Powdery mildew coats leaves with white fungal growth resembling powder.

Cedar apple rust causes brown to rusty-orange spots on the leaves. Badly spotted leaves fall prematurely, and defoliation can be heavy. Redcedars (Juniperus virginiana) are the alternate host.

Crabapples are subject to several canker diseases. Prune out infected branches, avoid unnecessary wounding, and keep trees healthy.

Footnotes

1.

This document is ENH-554, one of a series of the Environmental Horticulture Department, UF/IFAS Extension. Original publication date November 1993. Revised December 2006. Reviewed February 2014. Visit the EDIS website at http://edis.ifas.ufl.edu.

2.

Edward F. Gilman, professor, Environmental Horticulture Department; and Dennis G. Watson, former associate professor, Agricultural Engineering Department, UF/IFAS Extension, Gainesville, FL 32611.


The Institute of Food and Agricultural Sciences (IFAS) is an Equal Opportunity Institution authorized to provide research, educational information and other services only to individuals and institutions that function with non-discrimination with respect to race, creed, color, religion, age, disability, sex, sexual orientation, marital status, national origin, political opinions or affiliations. For more information on obtaining other UF/IFAS Extension publications, contact your county's UF/IFAS Extension office.
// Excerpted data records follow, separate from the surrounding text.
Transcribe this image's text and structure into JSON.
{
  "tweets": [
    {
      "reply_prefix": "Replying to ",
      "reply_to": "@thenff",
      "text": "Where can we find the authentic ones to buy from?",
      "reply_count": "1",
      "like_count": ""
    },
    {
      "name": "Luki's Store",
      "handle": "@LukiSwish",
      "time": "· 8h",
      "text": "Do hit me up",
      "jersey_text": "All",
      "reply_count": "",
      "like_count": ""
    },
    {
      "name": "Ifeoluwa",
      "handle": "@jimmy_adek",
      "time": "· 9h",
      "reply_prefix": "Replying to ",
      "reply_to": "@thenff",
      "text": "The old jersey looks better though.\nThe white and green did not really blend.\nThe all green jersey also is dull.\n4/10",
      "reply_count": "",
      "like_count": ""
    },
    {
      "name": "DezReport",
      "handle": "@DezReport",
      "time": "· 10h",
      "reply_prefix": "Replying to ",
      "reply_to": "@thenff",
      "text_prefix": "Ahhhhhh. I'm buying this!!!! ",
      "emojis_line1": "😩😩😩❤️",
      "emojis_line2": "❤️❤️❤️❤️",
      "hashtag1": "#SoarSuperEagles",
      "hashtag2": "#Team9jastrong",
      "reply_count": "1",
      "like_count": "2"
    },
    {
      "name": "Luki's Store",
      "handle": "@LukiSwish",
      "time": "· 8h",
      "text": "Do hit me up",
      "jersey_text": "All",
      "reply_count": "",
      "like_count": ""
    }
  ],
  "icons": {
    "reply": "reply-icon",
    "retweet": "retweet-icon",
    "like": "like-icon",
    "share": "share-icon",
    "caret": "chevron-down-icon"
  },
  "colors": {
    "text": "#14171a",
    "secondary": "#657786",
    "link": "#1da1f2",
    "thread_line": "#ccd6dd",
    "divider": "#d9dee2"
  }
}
U.S. Department of Agriculture, UF/IFAS Extension Service, University of Florida, IFAS, Florida A & M University Cooperative Extension Program, and Boards of County Commissioners Cooperating. Nick T. Place, dean for UF/IFAS Extension.